Canadian Forces facts
|Canadian Armed Forces
Forces armées canadiennes
Badge of the Canadian Armed Forces
|Current form||1 February 1968 – present|
|Parts||Royal Canadian Navy
Royal Canadian Air Force
|Headquarters||National Defence Headquarters, Ottawa, Ontario|
|Commander-in-Chief||Queen Elizabeth II
Governor General David Johnston
Prime Minister Justin Trudeau
|Minister of National Defence||Minister Harjit Sajjan|
|Chief of the Defence Staff||General Jonathan Vance|
|Military age||16–60 years old|
be a soldier
|8,031,266 males, age 17–49,
7,755,550 females, age 17–49
|Fit to be
|6,633,472 males, age 17–49,
6,389,669 females, age 17–49
|Active employees/soldiers||68,250 (31 March 2011)|
|Reserve personnel||27,000 (Paid Primary)
|Budget||C$18.6 billion, (2016–2017)|
|Percent of GDP||0.97%
|Suppliers from inland||L-3 Communications MAS
Meggitt Training Systems Canada
Textron Systems Canada
Kongsberg Protech Systems Canada
Rheinmetall Defence Canada
Irving Shipbuilding Inc.
General Dynamics Land Systems Canada
Raytheon Canada Limited
Seaspan Marine Corporation
Second Boer War
First World War
Russian Civil War
Second World War
Somali Civil War
2011 Libyan Civil War
2014 military intervention against the Islamic State of Iraq and the Levant
|Ranks||Canadian Armed Forces ranks and insignia|
Under the National Defence Act, "The Canadian Forces are the armed forces of Her Majesty raised by Canada and consist of one Service called the Canadian Armed Forces." The Commander in Chief of the Canadian Forces is the Head of State of Canada, Queen Elizabeth II, represented by the Governor General of Canada, David Lloyd Johnston. The Chief of the Defence Staff (or CDS), the senior professional member of the service, is General Thomas J. Lawson. The CDS answers to a politician, the Minister of National Defence, who is currently Robert Nicholson of the Conservative Party.

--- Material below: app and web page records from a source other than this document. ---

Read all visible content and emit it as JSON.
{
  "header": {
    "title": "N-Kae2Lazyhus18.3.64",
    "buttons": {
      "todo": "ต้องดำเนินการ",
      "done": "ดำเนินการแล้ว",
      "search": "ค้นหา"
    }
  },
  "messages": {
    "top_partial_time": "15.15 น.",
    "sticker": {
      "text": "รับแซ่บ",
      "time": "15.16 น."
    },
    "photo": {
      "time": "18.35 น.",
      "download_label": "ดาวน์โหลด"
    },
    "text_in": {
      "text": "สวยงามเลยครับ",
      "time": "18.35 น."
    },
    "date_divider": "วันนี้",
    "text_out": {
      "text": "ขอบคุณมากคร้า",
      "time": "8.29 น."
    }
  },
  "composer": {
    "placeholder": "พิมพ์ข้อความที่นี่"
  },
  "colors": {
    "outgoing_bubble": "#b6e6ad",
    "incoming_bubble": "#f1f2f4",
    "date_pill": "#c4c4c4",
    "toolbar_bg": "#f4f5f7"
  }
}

The Canadian Forces is composed of 67,000 personnel (soldiers, sailors, and airmen/airwomen). Every unit accepts male and female soldiers, if they qualify for the position. The CF is divided in seven main branches, which are called commands.
The Environmental branches (called Commands) are mainly administrative structures. They manage the personnel, the equipment and the facilities, but not the operations. There are three commands in the Canadian Forces, because there are no Marines. All the commands work very closely with each other, for example, the Air Force provides helicopters to both the Navy and the Army. These commands also each have a reserve element, made of part-time employees.
Land Force Command (LFCOM)
This is the army of Canada and the largest branch of the CF. It uses tanks and other armoured vehicles, such as the LAV III, as well as artillery, engineering vehicles, and a variety of weapons, such as the Colt Canada C7 rifle.
Maritime Command (MARCOM)
Air Command (AIRCOM)
AIRCOM is the air force of Canada. It operates a variety of helicopters and airplanes to support the army and the navy, and also has CF-18 fighters.
The Operational commands are responsible for specific types of operations or for conducting exercises or deployments. There are four operational commands.
Special Operations Forces Command (CANSOFCOM)
The CANSOFCOM is responsible for providing special forces and asymmetric warfare capabilities to Canada. It is the smallest command of the Canadian Forces, and is composed of four joint units that do not answer to either the Army, Navy or Air Force. These units are the Joint Task Force 2, the Canadian Special Operations Regiment, the 427th Special Aviation Squadron and the Canadian Joint Incident Response Unit (CBRN).
Expeditionary Force Command (CEFCOM)
This is the command responsible for managing foreign operations and deployments outside of Canada, such as Canada's contribution to the War in Afghanistan.
Canada Command (CANCOM)
Canada Command works with the United States Northern Command to ensure national security and the defence of the North American continent. CANCOM also is responsible for emergency management, such as when the Army is needed to respond to disasters in Canada.
Operational Support Command (CANOSCOM)
From the second half of the 20th century, the defence policy of Canada is made of these objectives :
- The defence of the country
- The defence of North America, with the United States Military
- Contributing to international security
Today, the Canadian Forces goals are based on the Canada First Defence Strategy, introduced by the conservative government of Stephen Harper. The new goals and objectives are being able to do the following :
- Make regular domestic operations, in the Arctic and to support NORAD
- Help with the security of a major national event, such as the 2010 Winter Olympics
- Respond to a major terrorist attack
- Help citizens in case of a natural disaster
- Lead or make a major international mission during a long time
- Send soldiers to respond to an international crisis for a short time
Canadian Forces Facts for Kids. Kiddle Encyclopedia.